Agriculture Committee MEPs have tabled proposals that would make it easier to use forests to offset carbon emissions under the EU's draft 2030 climate and energy rules.
In a report adopted last week, MEPs asked that "forest management" - which involves conservation rather than planting new trees - be factored into EU rules, and voted to hike available carbon credits for forests and grasslands from 280 million tonnes of CO2 equivalent to 425 million.
They say the approach is in line with the 2015 Paris climate deal and reflects "the concerns related to the lower mitigation potential in the agriculture sector".
But their suggestions have been rubbished by climate NGO Transport & Environment (T&E), which says that reducing emissions in farming is no more difficult than in other sectors.
A report commissioned by the group says that using cover or catch crops and crop rotation could aid soil nutrition and drastically reduce farming emissions.
"There is a myth that agriculture cannot reduce emissions," said Carlos Calvo Ambel, T&E's transport and energy analyst. "There is no reason why agriculture should be given a free ride."
The MEPs' position is at odds with a draft report by environment MEPs, who are in the lead on the issue and want to slash forestry credits to 190 million tonnes of CO2 equivalent.
The 2030 targets, proposed by the EU last July, commit the bloc to cutting greenhouse gas emissions by 40pc compared to 1990 in all sectors of the economy.
Ireland is being asked to slash emissions by 30pc by 2030, compared to 2005, in transport, buildings, agriculture, and waste, as part of the overall target, with generous offsets for forests, grassland and the fact that the country is not heavily industrialised.
Fine Gael MEP Seán Kelly (pictured) says Parliament's final position, due to be put to a vote in the summer, is likely to "put an extra burden on agriculture".
But he said he hopes that the positions will soften once MEPs go into three-way talks with the Commission and EU governments. The bloc wants to ink a final deal by the end of the year.
Farming emissions make up over a third of total emissions in Ireland, the largest share in the EU.
Ireland is already slated to miss its 2020 emission reduction targets.
In their report, agriculture MEPs also asked for more aid for precision agriculture and other climate-friendly practices, and called on the bloc to take account of Brexit in the 2030 targets.
Young and small farmers could see their EU subsidies doubled under changes to the Common Agricultural Policy proposed by MEPs. Other proposals include doubling the farm size threshold for farmers having to implement the three-crop rule, to between 15 and 30 hectares.
But environmental NGOs have hit out at the proposals via an amendment to the EU's budget rules.
The European Environmental Bureau (EEB) says MEPs are "effectively attempting to pre-empt official political CAP reform negotiations".
Public consultation on the CAP post-2020 closed last week after receiving 320,000 responses from all 28 EU countries. A white paper on the future of the CAP will be published this year with legislation expected in early 2018.

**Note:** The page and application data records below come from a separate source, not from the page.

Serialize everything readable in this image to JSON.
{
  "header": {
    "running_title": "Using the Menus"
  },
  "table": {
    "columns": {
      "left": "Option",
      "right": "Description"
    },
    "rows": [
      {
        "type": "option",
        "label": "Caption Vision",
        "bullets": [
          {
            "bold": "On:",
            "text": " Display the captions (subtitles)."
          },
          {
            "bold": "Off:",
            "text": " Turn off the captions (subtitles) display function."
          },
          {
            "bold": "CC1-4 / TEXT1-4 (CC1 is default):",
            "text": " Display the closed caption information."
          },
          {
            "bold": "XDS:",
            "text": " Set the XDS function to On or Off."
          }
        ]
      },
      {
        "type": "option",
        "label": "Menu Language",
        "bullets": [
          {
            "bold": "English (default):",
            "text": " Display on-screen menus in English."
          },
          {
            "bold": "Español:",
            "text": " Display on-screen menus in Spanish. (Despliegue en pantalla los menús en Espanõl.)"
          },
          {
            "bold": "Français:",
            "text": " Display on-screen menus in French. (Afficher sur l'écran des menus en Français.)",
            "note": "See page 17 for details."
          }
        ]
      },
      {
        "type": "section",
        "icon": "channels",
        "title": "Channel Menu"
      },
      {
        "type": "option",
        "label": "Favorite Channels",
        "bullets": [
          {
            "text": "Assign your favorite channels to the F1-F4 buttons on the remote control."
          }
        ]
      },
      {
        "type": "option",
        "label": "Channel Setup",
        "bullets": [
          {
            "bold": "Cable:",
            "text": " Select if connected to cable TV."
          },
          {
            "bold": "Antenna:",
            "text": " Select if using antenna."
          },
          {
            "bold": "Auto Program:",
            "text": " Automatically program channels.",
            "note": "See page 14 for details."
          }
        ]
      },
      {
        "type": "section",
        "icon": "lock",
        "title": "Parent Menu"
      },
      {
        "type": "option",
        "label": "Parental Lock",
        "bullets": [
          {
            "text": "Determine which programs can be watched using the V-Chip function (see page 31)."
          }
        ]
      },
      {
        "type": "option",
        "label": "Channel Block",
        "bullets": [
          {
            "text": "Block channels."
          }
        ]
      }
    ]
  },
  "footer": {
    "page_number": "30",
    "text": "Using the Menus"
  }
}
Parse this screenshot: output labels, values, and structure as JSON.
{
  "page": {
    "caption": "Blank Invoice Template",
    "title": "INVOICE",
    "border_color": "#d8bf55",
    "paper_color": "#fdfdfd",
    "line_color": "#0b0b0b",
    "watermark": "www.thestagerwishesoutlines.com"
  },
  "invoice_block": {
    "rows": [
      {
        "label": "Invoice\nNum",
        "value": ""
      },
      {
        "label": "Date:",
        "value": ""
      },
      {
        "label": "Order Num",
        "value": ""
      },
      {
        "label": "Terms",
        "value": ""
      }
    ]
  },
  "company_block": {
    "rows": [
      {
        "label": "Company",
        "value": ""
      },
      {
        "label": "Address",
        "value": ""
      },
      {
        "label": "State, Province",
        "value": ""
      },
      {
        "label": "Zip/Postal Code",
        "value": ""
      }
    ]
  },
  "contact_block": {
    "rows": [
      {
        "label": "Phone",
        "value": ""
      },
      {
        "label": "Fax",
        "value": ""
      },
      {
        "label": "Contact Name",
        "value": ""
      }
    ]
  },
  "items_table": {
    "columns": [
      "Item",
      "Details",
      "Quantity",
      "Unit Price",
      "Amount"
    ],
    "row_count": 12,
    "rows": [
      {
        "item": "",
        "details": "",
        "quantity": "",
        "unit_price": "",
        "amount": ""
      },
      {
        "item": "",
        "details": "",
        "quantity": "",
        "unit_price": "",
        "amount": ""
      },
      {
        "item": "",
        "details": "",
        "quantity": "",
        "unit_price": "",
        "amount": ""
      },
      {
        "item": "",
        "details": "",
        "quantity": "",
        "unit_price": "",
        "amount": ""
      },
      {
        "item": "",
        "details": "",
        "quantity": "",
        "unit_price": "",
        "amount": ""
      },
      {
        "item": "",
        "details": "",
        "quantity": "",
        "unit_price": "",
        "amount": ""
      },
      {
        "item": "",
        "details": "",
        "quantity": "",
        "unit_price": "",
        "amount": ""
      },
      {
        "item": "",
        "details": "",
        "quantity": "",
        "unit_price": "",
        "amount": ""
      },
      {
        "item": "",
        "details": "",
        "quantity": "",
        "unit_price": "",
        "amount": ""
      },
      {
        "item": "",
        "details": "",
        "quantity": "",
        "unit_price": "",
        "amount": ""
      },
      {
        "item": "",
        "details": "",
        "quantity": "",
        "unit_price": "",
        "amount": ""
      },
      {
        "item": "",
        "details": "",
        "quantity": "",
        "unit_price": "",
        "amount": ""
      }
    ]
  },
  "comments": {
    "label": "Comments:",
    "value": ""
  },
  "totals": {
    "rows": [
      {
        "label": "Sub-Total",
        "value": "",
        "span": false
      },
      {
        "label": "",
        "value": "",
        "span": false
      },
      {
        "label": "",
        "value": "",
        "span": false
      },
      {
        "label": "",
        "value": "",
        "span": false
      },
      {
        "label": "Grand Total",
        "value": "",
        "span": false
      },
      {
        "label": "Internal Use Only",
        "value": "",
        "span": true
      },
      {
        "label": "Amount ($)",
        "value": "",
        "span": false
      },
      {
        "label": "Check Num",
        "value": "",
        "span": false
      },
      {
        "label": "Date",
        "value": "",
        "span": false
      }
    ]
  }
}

EU officials have confirmed that Irish concerns will not be a priority in the first phase of Brexit talks.
Following the publication of the bloc’s more detailed negotiating stance, a senior EU official said Ireland’s concerns would be addressed in detail during a second phase of talks dealing with trade.
The EU expects talks to begin some time in June, following the UK elections. It hopes to agree broad principles on the Irish border by the November.